Pretoria - The strike at the Tshwane University of Technology will continue until the students decided otherwise, the student representative council said on Thursday.
SRC president Mboniseni Dladla said the students would not be threatened with evictions from the institution's residences.
“No lies spread by the university spokesperson should be taken serious. We've consulted our lawyers and can assure all TUT students that threats of evictions will not see the light of day this time around,” he said.
Dladla said a meeting between management of the institution and the SRC did not yield any results.
“Today's discussions were fruitless as the management shared jokes and disbanded the meeting without any discussion on students' issues,” said Dladla.
“The university, instead of attempting to resolve the students' issues, decided to inform staff members to report to work today resulting in students closing gates and barring workers from accessing the premises (at the) Pretoria campus,” he said.
The institution earlier said it was forced to close its gates again on Thursday after students went on the rampage.
Spokeswoman Willa de Ruyter said this was despite university management accepting a memorandum of grievances from the students and agreeing to enter into talks with the SRC.
“The university decided to enter into talks with student leaders despite them violating the protocol in place for protest action,” she said.
Classes were suspended on Tuesday and Wednesday because of protests by students about a lack of funds in the National Student Financial Aid Scheme (NSFAS).
TUT staffers returned to work on Wednesday, but were told on Thursday to stay away due to the strike action.
Dladla apologised to the staff.
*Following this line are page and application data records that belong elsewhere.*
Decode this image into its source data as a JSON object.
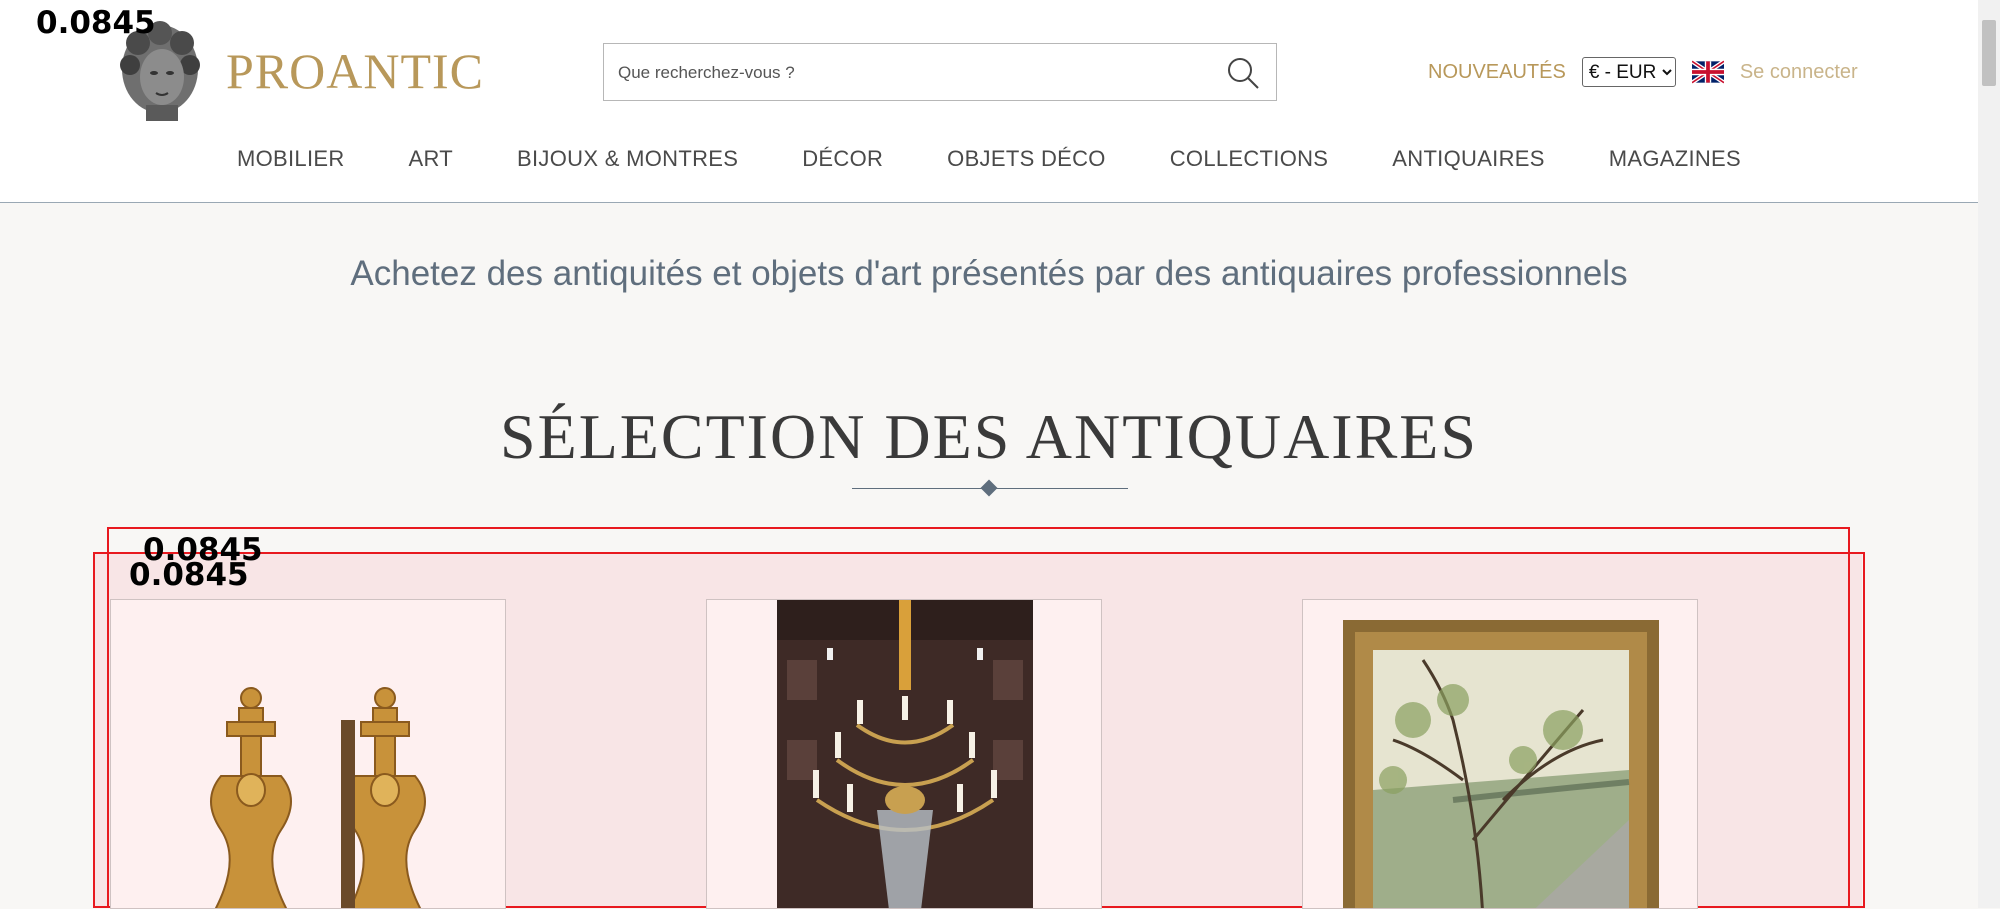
{
  "site": {
    "brand": "PROANTIC"
  },
  "search": {
    "placeholder": "Que recherchez-vous ?"
  },
  "header": {
    "nouveautes": "NOUVEAUTÉS",
    "currency": "€ - EUR",
    "login": "Se connecter"
  },
  "nav": [
    "MOBILIER",
    "ART",
    "BIJOUX & MONTRES",
    "DÉCOR",
    "OBJETS DÉCO",
    "COLLECTIONS",
    "ANTIQUAIRES",
    "MAGAZINES"
  ],
  "tagline": "Achetez des antiquités et objets d'art présentés par des antiquaires professionnels",
  "section": {
    "title": "SÉLECTION DES ANTIQUAIRES"
  },
  "annotations": [
    "0.0845",
    "0.0845",
    "0.0845"
  ],
  "products": [
    {
      "icon": "andirons-image"
    },
    {
      "icon": "chandelier-image"
    },
    {
      "icon": "framed-painting-image"
    }
  ],
  "colors": {
    "gold": "#b8985a",
    "slate": "#5f6e7d",
    "highlight": "#e8191f"
  }
}
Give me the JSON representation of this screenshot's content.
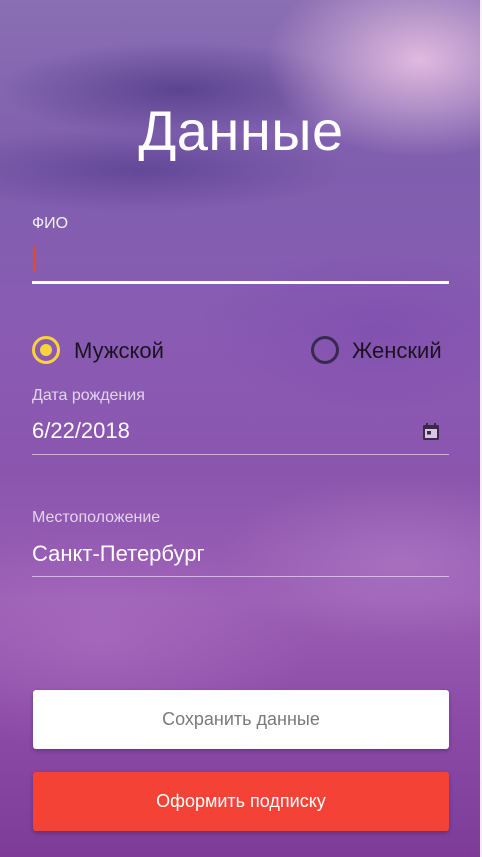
{
  "page": {
    "title": "Данные"
  },
  "fio": {
    "label": "ФИО",
    "value": ""
  },
  "gender": {
    "options": [
      {
        "label": "Мужской",
        "selected": true
      },
      {
        "label": "Женский",
        "selected": false
      }
    ]
  },
  "birth_date": {
    "label": "Дата рождения",
    "value": "6/22/2018",
    "icon": "calendar-icon"
  },
  "location": {
    "label": "Местоположение",
    "value": "Санкт-Петербург"
  },
  "buttons": {
    "save_label": "Сохранить данные",
    "subscribe_label": "Оформить подписку"
  },
  "colors": {
    "radio_selected": "#f9d23c",
    "subscribe_button": "#f44336",
    "cursor": "#e14a2a"
  }
}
“The central SRC apologises to the university workers for the unfortunate circumstance they find themselves in.” he said.
“We urge them to pledge solidarity with the students and elevate the strike to demanding the resignation of the vice chancellor (Nthabiseng Ogude) who has been central to all the challenges we find ourselves in today,” he said, adding that “arrogant academics” had no place in the institution.
He called on the other unions active at the institution not to fight them but instead express the worker's concerns.